◆ TRY IT
The word "Documents" marks the lines to keep; find each one in the data and copy it.

◆ THE DATA
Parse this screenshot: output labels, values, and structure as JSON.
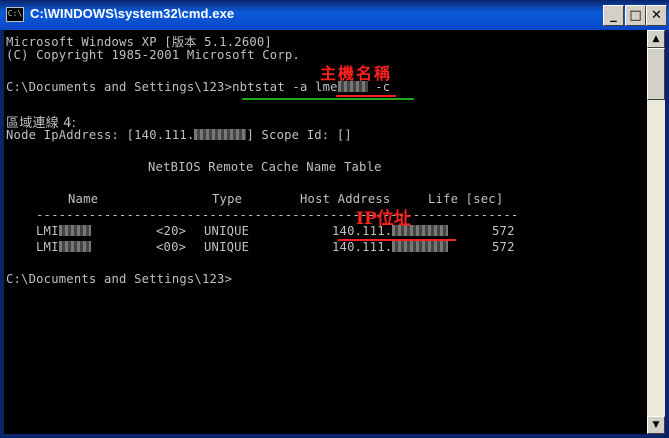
{
  "window": {
    "icon_text": "C:\\",
    "title": "C:\\WINDOWS\\system32\\cmd.exe",
    "buttons": {
      "minimize": "_",
      "maximize": "□",
      "close": "✕"
    }
  },
  "console": {
    "line1": "Microsoft Windows XP [版本 5.1.2600]",
    "line2": "(C) Copyright 1985-2001 Microsoft Corp.",
    "prompt_path": "C:\\Documents and Settings\\123>",
    "cmd_part1": "nbtstat -a ",
    "cmd_host": "lme",
    "cmd_part2": " -c",
    "adapter": "區域連線 4:",
    "node_prefix": "Node IpAddress: [140.111.",
    "node_suffix": "] Scope Id: []",
    "table_title": "NetBIOS Remote Cache Name Table",
    "headers": {
      "name": "Name",
      "type": "Type",
      "host": "Host Address",
      "life": "Life [sec]"
    },
    "divider": "----------------------------------------------------------------",
    "rows": [
      {
        "name": "LMI",
        "code": "<20>",
        "type": "UNIQUE",
        "addr": "140.111.",
        "life": "572"
      },
      {
        "name": "LMI",
        "code": "<00>",
        "type": "UNIQUE",
        "addr": "140.111.",
        "life": "572"
      }
    ],
    "final_prompt": "C:\\Documents and Settings\\123>"
  },
  "annotations": {
    "host_label": "主機名稱",
    "ip_label": "IP位址",
    "host_color": "#ff2020",
    "green_color": "#22aa22"
  },
  "scrollbar": {
    "up_arrow": "▲",
    "down_arrow": "▼"
  }
}
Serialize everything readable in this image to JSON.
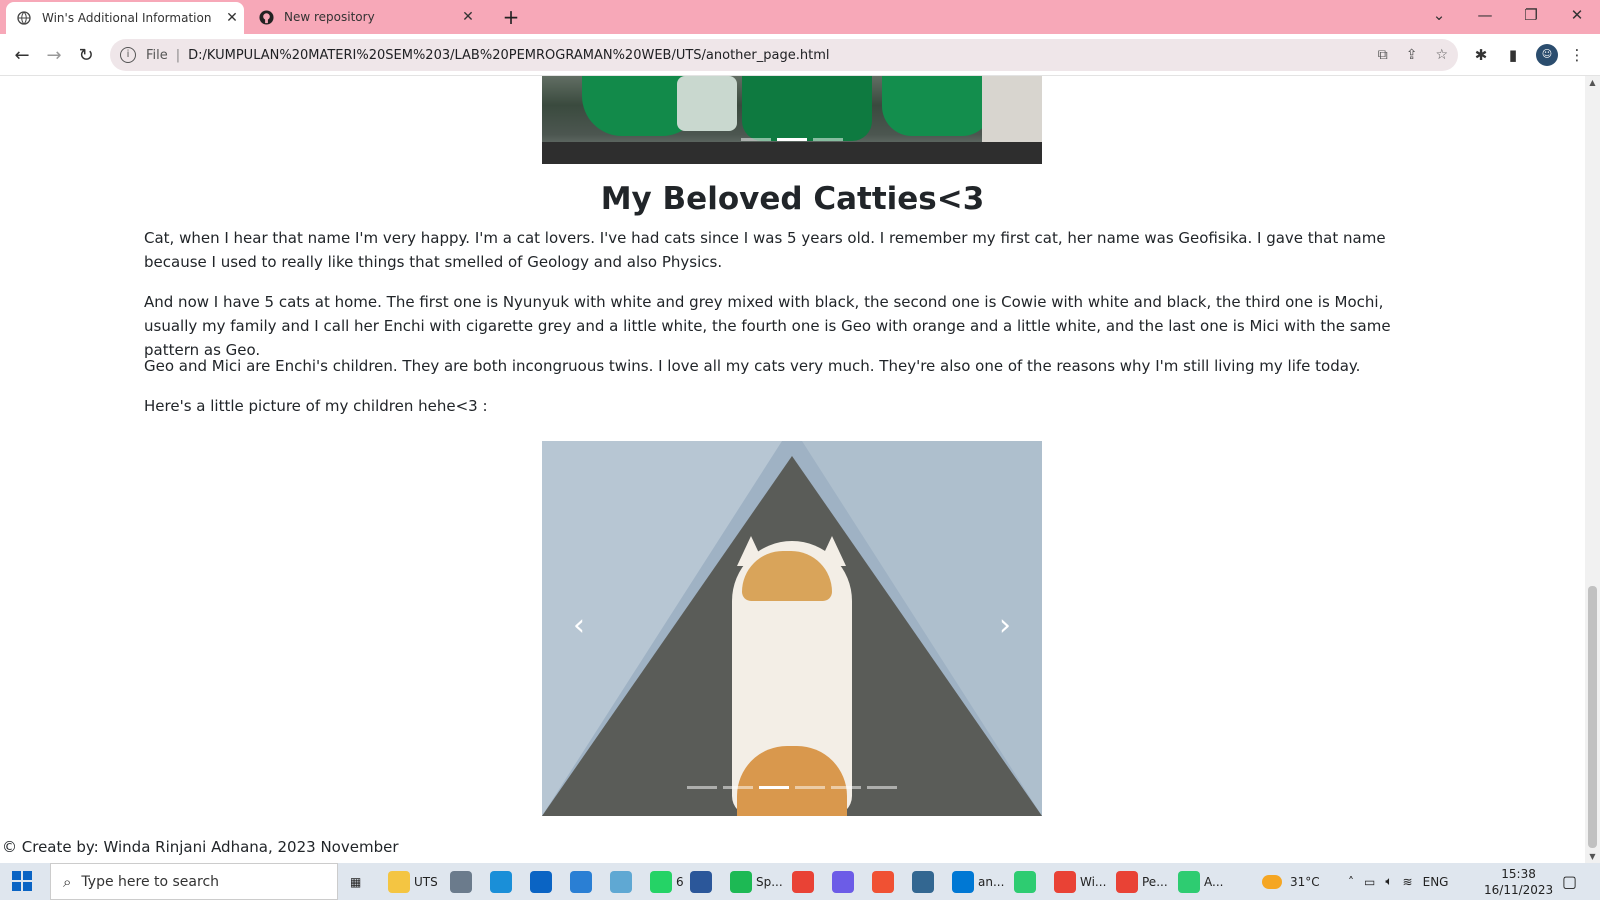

◆ SOLUTION TO THE PROBLEM
    "prompt_path": "C:\\Documents and Settings\\123>",
    "final_prompt": "C:\\Documents and Settings\\123>"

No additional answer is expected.